Sed copies each line of input into a pattern space. Sed instructions consist of addresses and editing commands. If the address of the command matches the line in the pattern space, then the command is applied to that line. If a command has no address, then it is applied to each input line. If a command changes the contents of the space, subsequent command-addresses will be applied to the current line in the pattern space, not the original input line.
address can be either a line number or a pattern , enclosed in slashes (/pattern /). A pattern is described using a regular expression. Additionally, \n can be used to match any newline in the pattern space (resulting from the N command), but not the newline at the end of the pattern space.
If no pattern is specified, the command will be applied to all lines. If only one address is specified, the command will be applied to all lines matching that address. If two comma-separated addresses are specified, the command will be applied to a range of lines between the first and second addresses, inclusively. Some commands accept only one address: a , i , r , q , and = .
The opening curly brace must end a line, and the closing curly brace must be on a line by itself. Be sure there are no spaces after the braces.
The following table lists the pattern-matching metacharacters that were discussed in Chapter 3, Understanding Regular Expression Syntax .

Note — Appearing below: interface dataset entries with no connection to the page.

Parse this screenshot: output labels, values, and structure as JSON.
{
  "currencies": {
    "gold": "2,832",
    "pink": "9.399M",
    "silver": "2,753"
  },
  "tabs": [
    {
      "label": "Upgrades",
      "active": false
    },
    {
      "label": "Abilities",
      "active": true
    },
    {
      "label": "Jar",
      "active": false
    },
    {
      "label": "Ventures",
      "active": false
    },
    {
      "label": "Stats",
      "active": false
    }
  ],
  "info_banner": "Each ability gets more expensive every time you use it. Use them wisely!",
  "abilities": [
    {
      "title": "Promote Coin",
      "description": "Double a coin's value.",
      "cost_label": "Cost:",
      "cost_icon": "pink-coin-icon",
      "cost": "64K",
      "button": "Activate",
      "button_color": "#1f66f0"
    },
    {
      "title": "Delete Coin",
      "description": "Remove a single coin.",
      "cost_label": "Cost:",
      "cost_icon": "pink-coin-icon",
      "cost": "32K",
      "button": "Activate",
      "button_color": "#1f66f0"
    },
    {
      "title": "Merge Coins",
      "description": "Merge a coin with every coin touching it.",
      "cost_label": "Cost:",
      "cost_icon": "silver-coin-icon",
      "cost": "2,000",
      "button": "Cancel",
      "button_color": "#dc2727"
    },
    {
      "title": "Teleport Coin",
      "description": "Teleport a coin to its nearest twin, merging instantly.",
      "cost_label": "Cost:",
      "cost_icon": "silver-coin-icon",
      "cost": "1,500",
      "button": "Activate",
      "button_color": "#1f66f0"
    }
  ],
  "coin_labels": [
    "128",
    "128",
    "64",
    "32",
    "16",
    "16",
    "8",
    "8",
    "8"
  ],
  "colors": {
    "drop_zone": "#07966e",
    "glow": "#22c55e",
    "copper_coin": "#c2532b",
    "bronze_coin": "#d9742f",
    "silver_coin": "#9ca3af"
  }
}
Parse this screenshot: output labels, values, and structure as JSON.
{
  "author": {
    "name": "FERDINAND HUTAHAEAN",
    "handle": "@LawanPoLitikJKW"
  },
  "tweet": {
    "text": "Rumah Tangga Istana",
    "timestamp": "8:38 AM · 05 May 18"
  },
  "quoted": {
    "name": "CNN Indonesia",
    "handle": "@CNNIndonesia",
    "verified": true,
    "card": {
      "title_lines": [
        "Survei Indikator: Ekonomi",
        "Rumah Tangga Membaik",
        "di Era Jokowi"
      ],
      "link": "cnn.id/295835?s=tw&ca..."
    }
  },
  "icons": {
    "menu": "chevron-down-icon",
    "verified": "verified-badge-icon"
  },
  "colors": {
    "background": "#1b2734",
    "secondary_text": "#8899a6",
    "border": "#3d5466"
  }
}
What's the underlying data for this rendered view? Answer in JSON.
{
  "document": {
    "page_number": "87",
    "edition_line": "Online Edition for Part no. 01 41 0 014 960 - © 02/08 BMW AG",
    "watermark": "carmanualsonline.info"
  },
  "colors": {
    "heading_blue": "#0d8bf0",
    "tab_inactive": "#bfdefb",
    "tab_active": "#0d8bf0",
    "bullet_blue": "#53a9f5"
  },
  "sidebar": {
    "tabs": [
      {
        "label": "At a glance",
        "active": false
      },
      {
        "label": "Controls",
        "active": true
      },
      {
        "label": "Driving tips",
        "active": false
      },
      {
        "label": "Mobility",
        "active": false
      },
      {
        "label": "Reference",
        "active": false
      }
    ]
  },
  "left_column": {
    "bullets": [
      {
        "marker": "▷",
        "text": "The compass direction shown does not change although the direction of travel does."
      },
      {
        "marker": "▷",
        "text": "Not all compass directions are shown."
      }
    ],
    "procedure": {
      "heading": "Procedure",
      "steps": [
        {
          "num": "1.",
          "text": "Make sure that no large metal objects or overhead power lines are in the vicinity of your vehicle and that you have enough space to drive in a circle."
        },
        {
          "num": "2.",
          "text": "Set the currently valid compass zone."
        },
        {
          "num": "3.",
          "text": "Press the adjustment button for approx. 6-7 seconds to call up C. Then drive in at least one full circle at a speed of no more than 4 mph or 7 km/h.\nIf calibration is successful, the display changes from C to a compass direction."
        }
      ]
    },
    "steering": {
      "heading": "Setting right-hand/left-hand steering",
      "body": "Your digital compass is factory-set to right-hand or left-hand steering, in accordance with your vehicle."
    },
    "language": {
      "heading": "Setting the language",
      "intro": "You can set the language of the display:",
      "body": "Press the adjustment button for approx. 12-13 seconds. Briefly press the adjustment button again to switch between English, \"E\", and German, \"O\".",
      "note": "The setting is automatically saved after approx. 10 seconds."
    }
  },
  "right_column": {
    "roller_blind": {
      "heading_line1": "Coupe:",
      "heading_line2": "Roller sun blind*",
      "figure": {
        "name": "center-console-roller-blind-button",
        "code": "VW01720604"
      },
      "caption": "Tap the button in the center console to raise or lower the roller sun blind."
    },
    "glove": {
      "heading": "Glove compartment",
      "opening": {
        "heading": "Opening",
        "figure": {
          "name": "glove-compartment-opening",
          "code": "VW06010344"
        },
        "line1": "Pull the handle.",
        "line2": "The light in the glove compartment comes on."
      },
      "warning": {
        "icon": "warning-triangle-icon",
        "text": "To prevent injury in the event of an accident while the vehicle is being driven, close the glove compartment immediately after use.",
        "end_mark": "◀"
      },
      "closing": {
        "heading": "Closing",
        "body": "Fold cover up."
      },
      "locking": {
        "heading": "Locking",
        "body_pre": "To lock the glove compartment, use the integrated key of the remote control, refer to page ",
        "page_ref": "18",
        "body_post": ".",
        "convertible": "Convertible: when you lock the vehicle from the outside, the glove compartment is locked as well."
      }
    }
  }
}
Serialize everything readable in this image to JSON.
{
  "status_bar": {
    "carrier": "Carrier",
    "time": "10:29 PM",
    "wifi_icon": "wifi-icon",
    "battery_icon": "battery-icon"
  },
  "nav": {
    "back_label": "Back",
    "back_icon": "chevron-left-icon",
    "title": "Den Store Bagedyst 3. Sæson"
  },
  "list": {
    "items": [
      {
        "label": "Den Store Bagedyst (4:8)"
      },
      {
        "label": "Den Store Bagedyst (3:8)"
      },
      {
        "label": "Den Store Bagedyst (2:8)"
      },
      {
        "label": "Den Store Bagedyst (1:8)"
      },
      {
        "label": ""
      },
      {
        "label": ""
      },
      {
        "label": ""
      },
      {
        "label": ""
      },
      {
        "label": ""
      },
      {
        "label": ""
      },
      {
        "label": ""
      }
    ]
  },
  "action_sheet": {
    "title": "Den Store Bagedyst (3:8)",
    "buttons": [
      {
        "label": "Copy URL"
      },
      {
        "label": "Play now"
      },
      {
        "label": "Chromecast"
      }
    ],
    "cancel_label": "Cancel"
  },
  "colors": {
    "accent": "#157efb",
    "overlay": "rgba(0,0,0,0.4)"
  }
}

Note that an empty regular expression "//" is the same as the previous regular expression.